The solar market isn't perking up quick enough, and Q-Cells has the numbers to prove it.

The Germany solar cell maker, one of the world's largest, said Tuesday it had generated about €142 million in the second quarter, down from €225 million in the first quarter. Q-Cells, which only issued some preliminary financial figures, sad it posted an operating loss of €62 million, compared with an operating income of €15 million for the first quarter.

Many solar companies had posted lackluster first-quarter numbers and attributed them partly to the unusually cold winter in Europe that slowed solar energy system installations. The second quarter was supposed to be much better.

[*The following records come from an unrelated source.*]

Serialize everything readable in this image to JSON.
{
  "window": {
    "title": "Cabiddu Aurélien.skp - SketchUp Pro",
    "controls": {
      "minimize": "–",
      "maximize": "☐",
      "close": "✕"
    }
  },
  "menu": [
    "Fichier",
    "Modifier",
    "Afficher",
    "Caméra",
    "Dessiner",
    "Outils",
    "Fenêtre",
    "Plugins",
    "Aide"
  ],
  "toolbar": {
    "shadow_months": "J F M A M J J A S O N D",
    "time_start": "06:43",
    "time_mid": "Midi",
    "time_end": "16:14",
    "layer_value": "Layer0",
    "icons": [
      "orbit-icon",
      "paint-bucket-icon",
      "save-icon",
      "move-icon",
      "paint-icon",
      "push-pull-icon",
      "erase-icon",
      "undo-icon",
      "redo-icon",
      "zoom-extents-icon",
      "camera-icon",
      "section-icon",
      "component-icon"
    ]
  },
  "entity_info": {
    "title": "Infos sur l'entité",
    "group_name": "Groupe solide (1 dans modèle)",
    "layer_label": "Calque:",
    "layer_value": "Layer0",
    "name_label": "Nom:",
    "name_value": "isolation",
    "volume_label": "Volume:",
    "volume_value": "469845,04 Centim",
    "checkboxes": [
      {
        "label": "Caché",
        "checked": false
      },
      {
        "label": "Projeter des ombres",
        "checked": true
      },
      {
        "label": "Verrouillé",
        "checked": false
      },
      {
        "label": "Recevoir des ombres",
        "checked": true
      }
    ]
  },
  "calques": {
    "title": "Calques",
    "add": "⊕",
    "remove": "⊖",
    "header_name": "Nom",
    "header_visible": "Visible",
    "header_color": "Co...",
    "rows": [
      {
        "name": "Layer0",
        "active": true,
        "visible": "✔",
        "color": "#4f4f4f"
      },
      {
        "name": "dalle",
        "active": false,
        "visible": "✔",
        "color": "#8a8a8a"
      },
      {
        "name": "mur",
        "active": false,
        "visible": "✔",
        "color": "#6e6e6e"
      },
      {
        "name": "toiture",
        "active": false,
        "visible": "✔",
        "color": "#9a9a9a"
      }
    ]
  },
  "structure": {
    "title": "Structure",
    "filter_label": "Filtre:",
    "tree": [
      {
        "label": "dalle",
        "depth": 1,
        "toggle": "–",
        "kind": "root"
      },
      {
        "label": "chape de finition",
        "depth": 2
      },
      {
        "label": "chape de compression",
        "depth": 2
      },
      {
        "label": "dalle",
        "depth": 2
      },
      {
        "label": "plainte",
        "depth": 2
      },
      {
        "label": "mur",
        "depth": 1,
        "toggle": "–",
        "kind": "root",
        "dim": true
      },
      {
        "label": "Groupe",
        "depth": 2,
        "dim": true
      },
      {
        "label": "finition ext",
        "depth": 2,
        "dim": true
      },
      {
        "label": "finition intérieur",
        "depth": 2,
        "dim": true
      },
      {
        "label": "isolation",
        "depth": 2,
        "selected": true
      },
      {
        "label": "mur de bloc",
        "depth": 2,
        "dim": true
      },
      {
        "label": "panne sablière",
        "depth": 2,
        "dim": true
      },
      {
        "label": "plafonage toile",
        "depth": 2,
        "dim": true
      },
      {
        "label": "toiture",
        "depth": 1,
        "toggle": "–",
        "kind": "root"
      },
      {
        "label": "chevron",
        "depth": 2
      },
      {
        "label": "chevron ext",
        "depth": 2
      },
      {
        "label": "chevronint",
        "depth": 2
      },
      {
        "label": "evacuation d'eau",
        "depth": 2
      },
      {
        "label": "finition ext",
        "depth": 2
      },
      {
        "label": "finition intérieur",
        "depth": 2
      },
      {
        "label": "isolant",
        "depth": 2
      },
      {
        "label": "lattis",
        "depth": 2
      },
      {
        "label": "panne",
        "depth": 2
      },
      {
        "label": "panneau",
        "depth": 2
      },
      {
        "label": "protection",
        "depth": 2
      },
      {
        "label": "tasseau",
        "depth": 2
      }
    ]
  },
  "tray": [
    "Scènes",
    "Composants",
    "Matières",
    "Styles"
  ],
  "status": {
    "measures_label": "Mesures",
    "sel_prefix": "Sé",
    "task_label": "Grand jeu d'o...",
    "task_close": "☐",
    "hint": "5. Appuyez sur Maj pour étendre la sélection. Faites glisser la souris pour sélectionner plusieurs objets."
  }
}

The news came during the week of Intersolar North America, where 15,000 people are expected to converge in San Francisco to network and exchange ideas about how to survive this market downturn.

Company executives and investors at the conference have been cautious about predicting a fast recovery.

"The market right now? It sucks. It's ridiculously brutal," said Mark Zanoli, managing director of investment banking at JP Morgan, during a panel hosted by Greentech Media Monday. "But it's getting better."

Q-Cells conceded that it had been prematurely optimistic about how quickly the market would rebound.

"The seasonal market upturn which the industry had been anticipating to start in the second quarter has broadly not materialised for Q-Cells as yet," the company said in a statement.

Falling solar cell prices, lower sales and the deferment of a large project to the third quarter were to blame, Q-Cells said.

The remainder of the year is likely to be tough, the company warned. Q-Cells said it's devising a plan to hopefully give its business a boost. The plan could include reducing capital investments and spending more energy on its solar energy project development business.

Q-Cells said it could speed up the cost-cutting measures it had announced earlier this year. In April, it said it had cut working hours for 2,000 employees, or about 80 percent of its workforce (see Q-Cells Shortens Work Hours, Vestas Lays-Off 1,900).

The company recently lost its chief financial officer, Hartmut Schuning, who it said had asked to leave before his contract is up. The company appointed Nedim Cen as the interim CFO while it searches for a permanent replacement. 

Q-Cells entered the project development business in 2007. In April this year, it announced a joint venture with silicon wafer maker China-based LDK Solar to develop power plants in Europe and China and sell them to investors. Q-Cells already had been buying wafers from LDK to make solar cells.

On Tuesday, LDK said it had bought a 70 percent stake in Solar Green Technology, an Italian integrator. 

Image via Q-Cells.